Write a passage of 500-1000 words in which aspects of the person the protagonist once was (beliefs, ideals, hopes and dreams, lifestyle choices...) come into conflict with who the protagonist is now.
The Education of Fred
Fred worked late, alone in the lab before heading out the door. He was in no hurry to get back to his apartment; in fact, he chided himself once again for not taking the time to find a new place. None of the familiar places seemed friendly anymore, none of the old acquaintances seemed to want anything to do with him. Perhaps that explained his new habit of working late into the night, whether or not he had something pressing to finish.
Despite arriving home well past midnight, the landlady's lights were still on. Fred actually drove past the house once, like a skulking stalker, to see if she was still up. When he saw she was he parked his car at the end of the street and walked up the back alley to enter the house by the back entrance.
It was an old house, in its heyday it may have even been called a mansion. Now it was simply Miss May's Apartment House, as proclaimed by a hand painted sign wired to the railing on the front porch. Some shoddy carpentry and plumbing work had divided the house into five different apartments, and Miss May, the great-granddaughter of the man who originally built his dream home with his own hands spent her few remaining years haunting the lives of her tenants.
It was for this reason that Fred snuck in through the back door, opening and closing it as slowly and carefully as possible before removing his shoes and starting to creep down the darkened stairwell. He was about halfway down when the overhead light suddenly turned on, and Miss May's tremulous old voice startled Fred into dropping his shoes and nearly falling down the remaining stairs.
"You should turn the light on when you go down the stairs Freddy." Miss May remarked. "You might fall and kill yurself, and then how would I 'splain that to the cops huh?" Fred bit his lip in an effort not to retort angrily. He turned and looked up at the old woman, his heart still hammering in his chest as he pondered the most polite thing to say. He finally settled for the tried and true: meek and obedient. It seemed the most likely plan to keep from getting trapped in a conversation.
"Yes ma'am. You are right. I will keep that in mind next time. Good night Miss May." Fred mumbled, then turned and started back down the stairs. However, Miss May was not giving up that easily.
"Well, since I'm still up, I might as well get you something to eat. Come on up and make yourself comfortable. I have some spaghetti left over..." Fred sighed deeply and interrupted her, a bit more brusquely than he intended.

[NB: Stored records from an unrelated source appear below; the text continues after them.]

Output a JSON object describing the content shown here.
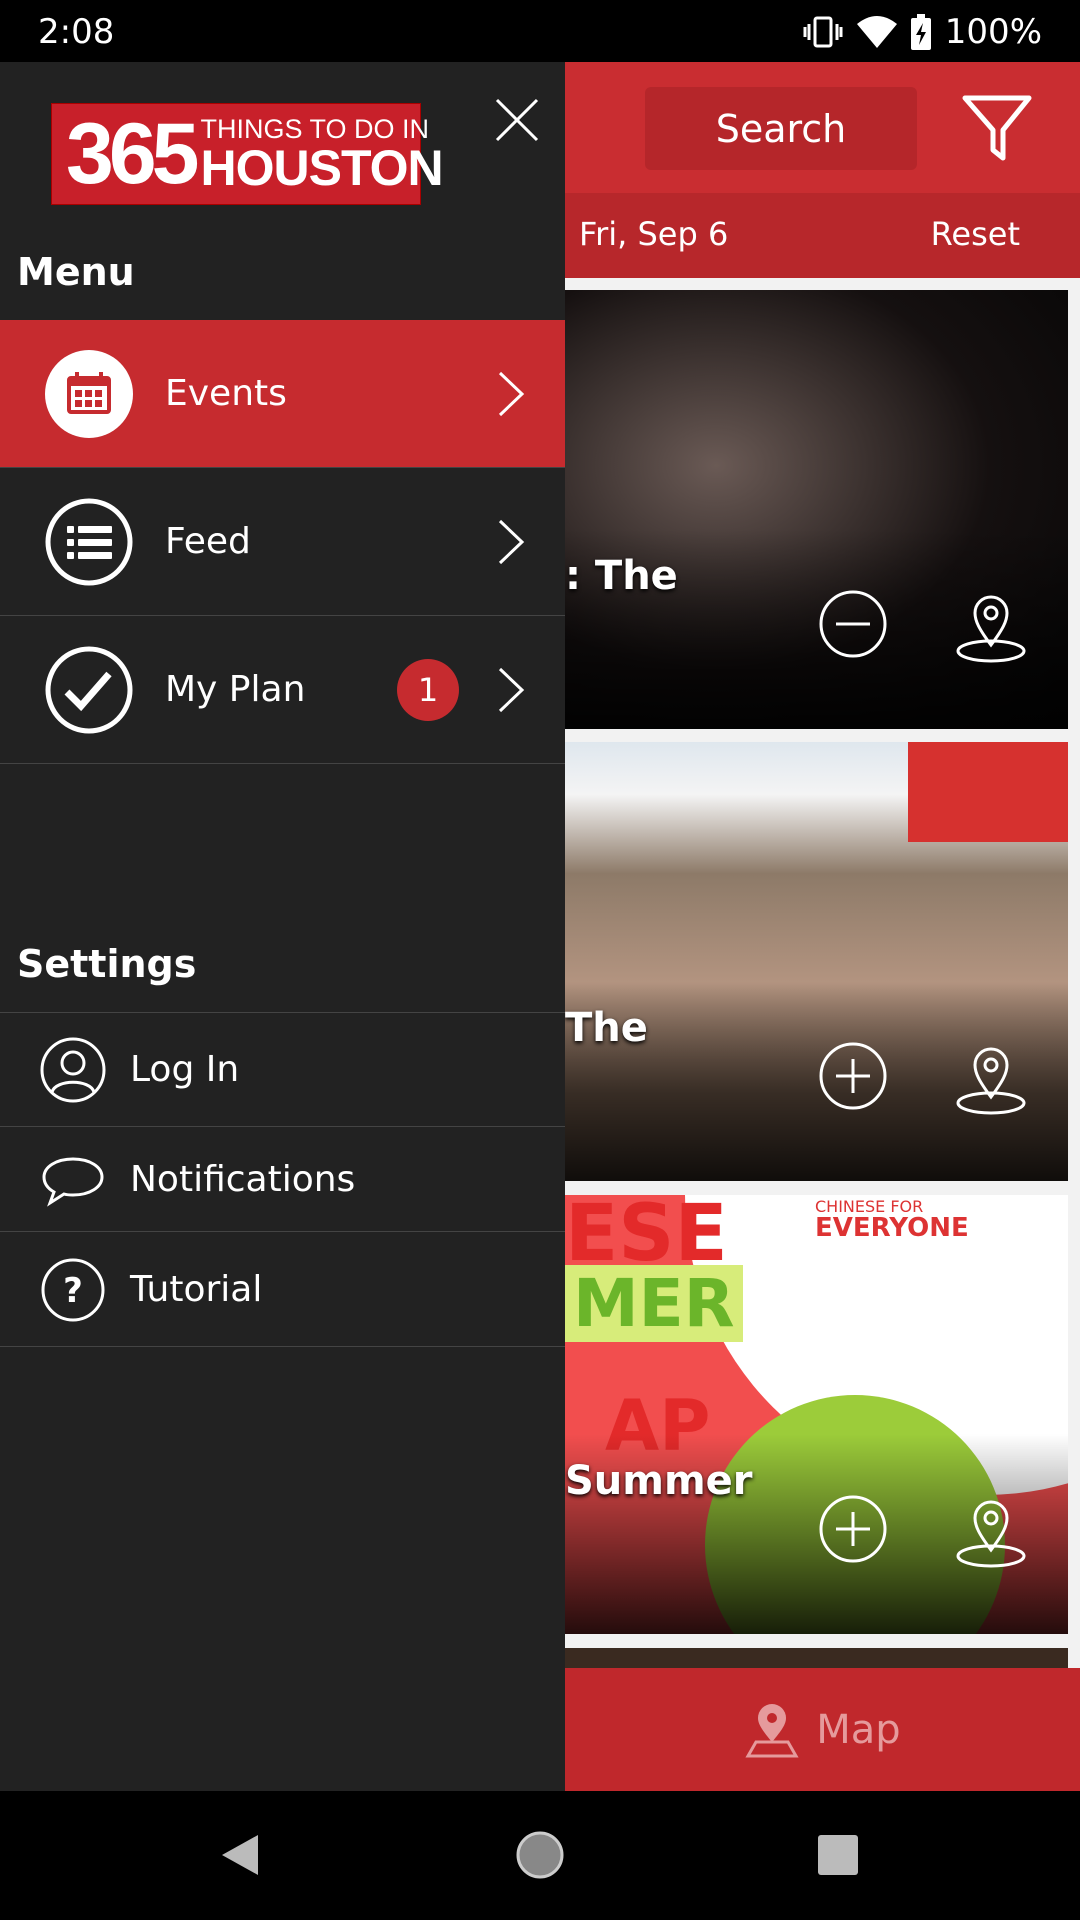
{
  "status_bar": {
    "time": "2:08",
    "battery": "100%",
    "icons": [
      "vibrate-icon",
      "wifi-icon",
      "battery-charging-icon"
    ]
  },
  "header": {
    "search_label": "Search",
    "filter_icon": "filter-icon"
  },
  "date_bar": {
    "date": "Fri, Sep 6",
    "reset_label": "Reset"
  },
  "cards": [
    {
      "title_fragment": ": The",
      "plan_action": "remove",
      "icons": [
        "minus-circle-icon",
        "map-pin-icon"
      ]
    },
    {
      "title_fragment": "The",
      "plan_action": "add",
      "icons": [
        "plus-circle-icon",
        "map-pin-icon"
      ]
    },
    {
      "title_fragment": "Summer",
      "plan_action": "add",
      "image_text": [
        "ESE",
        "MER",
        "AP",
        "CHINESE FOR",
        "EVERYONE"
      ],
      "icons": [
        "plus-circle-icon",
        "map-pin-icon"
      ]
    }
  ],
  "map_bar": {
    "label": "Map"
  },
  "drawer": {
    "logo": {
      "number": "365",
      "line1": "THINGS TO DO IN",
      "line2": "HOUSTON"
    },
    "menu_heading": "Menu",
    "menu_items": [
      {
        "label": "Events",
        "icon": "calendar-icon",
        "active": true
      },
      {
        "label": "Feed",
        "icon": "list-icon",
        "active": false
      },
      {
        "label": "My Plan",
        "icon": "check-circle-icon",
        "badge": "1",
        "active": false
      }
    ],
    "settings_heading": "Settings",
    "settings_items": [
      {
        "label": "Log In",
        "icon": "user-icon"
      },
      {
        "label": "Notifications",
        "icon": "chat-bubble-icon"
      },
      {
        "label": "Tutorial",
        "icon": "help-icon"
      }
    ]
  },
  "colors": {
    "brand_red": "#c62b2f",
    "drawer_bg": "#222222",
    "date_bar": "#b7272b"
  }
}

"Ma'am, it's been a long day, and I already ate. I just need to get some sleep so I can get up early in the morning. Thanks anyway." Miss May's face registered shock, and then suspicion. Her eyes narrowed and she cocked her head to the side.
"Freddy Mace, are you smoking that cocaine? You been spendin' so much time over t' the big city, I been wonderin' how long it'd be afore you fell in wit' bad cumpny. I'll have none a' that in my house, y'hear?" She shook a crooked old finger at him, her fragile voice shaking with emotion.
"No Miss May, I am not using any drugs, and I have not fallen in with any bad company. I just have a research project that I must complete for my Master's thesis..." Fred trailed off as he saw Miss May's eyes glaze over. She had no idea what he was even talking about, to her it probably sounded even more suspicious than "smoking cocaine". He sighed heavily again, and started to turn away. Miss May's voice stopped him.
"What's happened to you Freddy? You used to be such a nice boy, the kind of kid I could sit and have a conversation with. Then, you start hanging out with that uppity lady from the college, you close your garage and put your friends out of a job, and now you're keeping all kinds of late hours and driving back and forth from the city all the time. If you ain't smoking cocaine, what is it? Somethin' just ain't right with you anymore. You ain't the Freddy Mace I remember."
Fred stared at her openmouthed, absorbing her words and finally understanding her recent agitation with him. He still felt like the same person he had been a year and a half ago, the uneducated, illiterate mechanic from a small town. But he was not. He was a brilliant scientist who had catapulted through a four year degree in six months, and was now performing research for one of the leading physicists in the world in preparation for writing his Master's thesis.
Fred had definitely changed, and he wondered that it had taken a temper tantrum by a petulant old maid to show him just how much.
© 2010 Tyler Willson. All rights reserved